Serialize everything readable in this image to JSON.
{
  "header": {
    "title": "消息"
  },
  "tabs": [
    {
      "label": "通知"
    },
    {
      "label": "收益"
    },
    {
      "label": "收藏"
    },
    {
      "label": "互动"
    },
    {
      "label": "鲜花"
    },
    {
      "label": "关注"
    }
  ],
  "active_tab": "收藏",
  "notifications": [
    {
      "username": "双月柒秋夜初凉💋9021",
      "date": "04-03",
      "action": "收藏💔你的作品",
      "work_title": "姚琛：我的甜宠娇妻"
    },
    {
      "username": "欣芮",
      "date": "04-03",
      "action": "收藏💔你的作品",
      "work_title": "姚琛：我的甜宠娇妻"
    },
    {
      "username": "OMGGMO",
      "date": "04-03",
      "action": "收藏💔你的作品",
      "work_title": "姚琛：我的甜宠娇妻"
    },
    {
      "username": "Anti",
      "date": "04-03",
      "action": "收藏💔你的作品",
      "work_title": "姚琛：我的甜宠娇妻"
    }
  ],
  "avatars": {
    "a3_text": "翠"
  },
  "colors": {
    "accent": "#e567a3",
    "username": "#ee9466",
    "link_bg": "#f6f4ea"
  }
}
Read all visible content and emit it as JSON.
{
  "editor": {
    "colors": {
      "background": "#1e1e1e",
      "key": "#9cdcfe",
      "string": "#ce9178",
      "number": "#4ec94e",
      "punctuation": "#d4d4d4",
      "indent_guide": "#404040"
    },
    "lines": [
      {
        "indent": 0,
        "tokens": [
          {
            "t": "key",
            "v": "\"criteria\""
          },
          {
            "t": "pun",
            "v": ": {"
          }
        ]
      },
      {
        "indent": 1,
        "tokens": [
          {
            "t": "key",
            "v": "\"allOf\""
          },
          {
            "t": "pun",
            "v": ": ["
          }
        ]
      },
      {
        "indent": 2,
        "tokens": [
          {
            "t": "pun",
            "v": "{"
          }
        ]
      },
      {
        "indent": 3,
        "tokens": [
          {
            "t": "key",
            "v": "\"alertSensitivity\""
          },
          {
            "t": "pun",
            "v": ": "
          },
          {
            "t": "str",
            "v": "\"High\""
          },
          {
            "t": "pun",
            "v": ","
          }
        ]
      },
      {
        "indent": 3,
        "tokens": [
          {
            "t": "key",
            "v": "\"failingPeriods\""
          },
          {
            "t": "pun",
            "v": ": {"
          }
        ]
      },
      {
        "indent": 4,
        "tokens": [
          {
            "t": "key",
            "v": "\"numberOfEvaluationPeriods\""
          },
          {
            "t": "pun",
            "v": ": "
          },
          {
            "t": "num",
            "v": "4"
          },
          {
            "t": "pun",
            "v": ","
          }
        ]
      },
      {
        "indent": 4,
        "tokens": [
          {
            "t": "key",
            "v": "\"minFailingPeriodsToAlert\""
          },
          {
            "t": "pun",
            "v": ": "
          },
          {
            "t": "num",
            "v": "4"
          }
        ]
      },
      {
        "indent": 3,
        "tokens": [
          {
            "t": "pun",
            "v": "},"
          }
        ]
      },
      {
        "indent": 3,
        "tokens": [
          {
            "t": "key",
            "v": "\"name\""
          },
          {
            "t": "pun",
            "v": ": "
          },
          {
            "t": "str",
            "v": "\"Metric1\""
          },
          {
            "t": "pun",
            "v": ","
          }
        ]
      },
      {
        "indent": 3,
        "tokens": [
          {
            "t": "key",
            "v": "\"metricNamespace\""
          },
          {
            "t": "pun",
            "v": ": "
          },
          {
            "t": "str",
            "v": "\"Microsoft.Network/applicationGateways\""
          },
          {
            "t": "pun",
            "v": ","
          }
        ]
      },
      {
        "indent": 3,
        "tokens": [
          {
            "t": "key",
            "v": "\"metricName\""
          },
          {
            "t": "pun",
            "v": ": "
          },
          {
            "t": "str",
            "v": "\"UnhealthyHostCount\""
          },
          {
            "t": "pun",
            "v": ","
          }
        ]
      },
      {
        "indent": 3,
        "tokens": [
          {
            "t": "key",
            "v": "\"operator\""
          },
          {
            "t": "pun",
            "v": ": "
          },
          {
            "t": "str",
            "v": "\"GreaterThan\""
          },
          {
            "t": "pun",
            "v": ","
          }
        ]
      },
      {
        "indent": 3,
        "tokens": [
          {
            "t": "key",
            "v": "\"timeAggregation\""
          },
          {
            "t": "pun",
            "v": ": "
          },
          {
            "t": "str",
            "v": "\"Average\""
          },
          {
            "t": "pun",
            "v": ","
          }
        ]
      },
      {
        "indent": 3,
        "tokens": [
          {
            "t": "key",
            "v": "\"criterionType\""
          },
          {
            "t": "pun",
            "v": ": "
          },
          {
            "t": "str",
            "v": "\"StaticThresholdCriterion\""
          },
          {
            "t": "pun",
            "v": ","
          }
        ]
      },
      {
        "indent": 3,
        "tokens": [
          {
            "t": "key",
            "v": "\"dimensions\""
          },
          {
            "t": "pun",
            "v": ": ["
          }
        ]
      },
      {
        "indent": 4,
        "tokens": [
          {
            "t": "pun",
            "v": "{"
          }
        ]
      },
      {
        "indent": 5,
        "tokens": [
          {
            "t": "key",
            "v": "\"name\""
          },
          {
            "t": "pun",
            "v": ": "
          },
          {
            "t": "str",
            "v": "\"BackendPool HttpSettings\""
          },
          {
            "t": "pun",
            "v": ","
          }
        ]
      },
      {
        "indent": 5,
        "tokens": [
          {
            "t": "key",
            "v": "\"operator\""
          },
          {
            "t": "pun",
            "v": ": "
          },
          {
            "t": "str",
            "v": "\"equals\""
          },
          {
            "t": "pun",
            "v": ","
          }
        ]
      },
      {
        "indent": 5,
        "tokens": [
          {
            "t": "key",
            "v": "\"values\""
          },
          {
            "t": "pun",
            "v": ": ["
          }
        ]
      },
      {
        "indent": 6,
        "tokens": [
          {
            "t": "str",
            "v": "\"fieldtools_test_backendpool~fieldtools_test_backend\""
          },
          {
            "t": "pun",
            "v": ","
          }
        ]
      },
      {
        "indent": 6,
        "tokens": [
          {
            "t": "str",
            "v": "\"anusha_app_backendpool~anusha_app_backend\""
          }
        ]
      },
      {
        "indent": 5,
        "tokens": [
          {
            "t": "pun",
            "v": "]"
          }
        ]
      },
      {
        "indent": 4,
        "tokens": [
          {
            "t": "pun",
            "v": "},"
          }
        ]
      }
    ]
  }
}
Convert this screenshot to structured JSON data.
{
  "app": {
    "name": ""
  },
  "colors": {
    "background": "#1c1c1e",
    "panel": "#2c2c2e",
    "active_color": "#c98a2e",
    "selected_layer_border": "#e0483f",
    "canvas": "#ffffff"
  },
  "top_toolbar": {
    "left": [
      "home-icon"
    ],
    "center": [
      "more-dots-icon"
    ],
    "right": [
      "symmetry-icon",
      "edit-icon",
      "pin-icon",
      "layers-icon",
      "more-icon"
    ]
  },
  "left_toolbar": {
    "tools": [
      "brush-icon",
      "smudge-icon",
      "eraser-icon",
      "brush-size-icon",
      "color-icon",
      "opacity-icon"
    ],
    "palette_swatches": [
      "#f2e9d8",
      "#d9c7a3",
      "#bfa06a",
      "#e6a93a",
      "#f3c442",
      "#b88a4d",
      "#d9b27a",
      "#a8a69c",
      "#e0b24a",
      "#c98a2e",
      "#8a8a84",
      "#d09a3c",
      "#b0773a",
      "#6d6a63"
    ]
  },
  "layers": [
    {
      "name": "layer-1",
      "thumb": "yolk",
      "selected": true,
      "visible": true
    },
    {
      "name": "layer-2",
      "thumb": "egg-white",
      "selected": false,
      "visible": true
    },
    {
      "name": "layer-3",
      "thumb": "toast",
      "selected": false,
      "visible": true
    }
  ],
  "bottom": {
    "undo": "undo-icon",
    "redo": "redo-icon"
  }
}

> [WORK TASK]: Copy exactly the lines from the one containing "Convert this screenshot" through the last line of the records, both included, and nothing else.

> [RESPONSE]:
Convert this screenshot to structured JSON data.
{
  "app": {
    "name": ""
  },
  "colors": {
    "background": "#1c1c1e",
    "panel": "#2c2c2e",
    "active_color": "#c98a2e",
    "selected_layer_border": "#e0483f",
    "canvas": "#ffffff"
  },
  "top_toolbar": {
    "left": [
      "home-icon"
    ],
    "center": [
      "more-dots-icon"
    ],
    "right": [
      "symmetry-icon",
      "edit-icon",
      "pin-icon",
      "layers-icon",
      "more-icon"
    ]
  },
  "left_toolbar": {
    "tools": [
      "brush-icon",
      "smudge-icon",
      "eraser-icon",
      "brush-size-icon",
      "color-icon",
      "opacity-icon"
    ],
    "palette_swatches": [
      "#f2e9d8",
      "#d9c7a3",
      "#bfa06a",
      "#e6a93a",
      "#f3c442",
      "#b88a4d",
      "#d9b27a",
      "#a8a69c",
      "#e0b24a",
      "#c98a2e",
      "#8a8a84",
      "#d09a3c",
      "#b0773a",
      "#6d6a63"
    ]
  },
  "layers": [
    {
      "name": "layer-1",
      "thumb": "yolk",
      "selected": true,
      "visible": true
    },
    {
      "name": "layer-2",
      "thumb": "egg-white",
      "selected": false,
      "visible": true
    },
    {
      "name": "layer-3",
      "thumb": "toast",
      "selected": false,
      "visible": true
    }
  ],
  "bottom": {
    "undo": "undo-icon",
    "redo": "redo-icon"
  }
}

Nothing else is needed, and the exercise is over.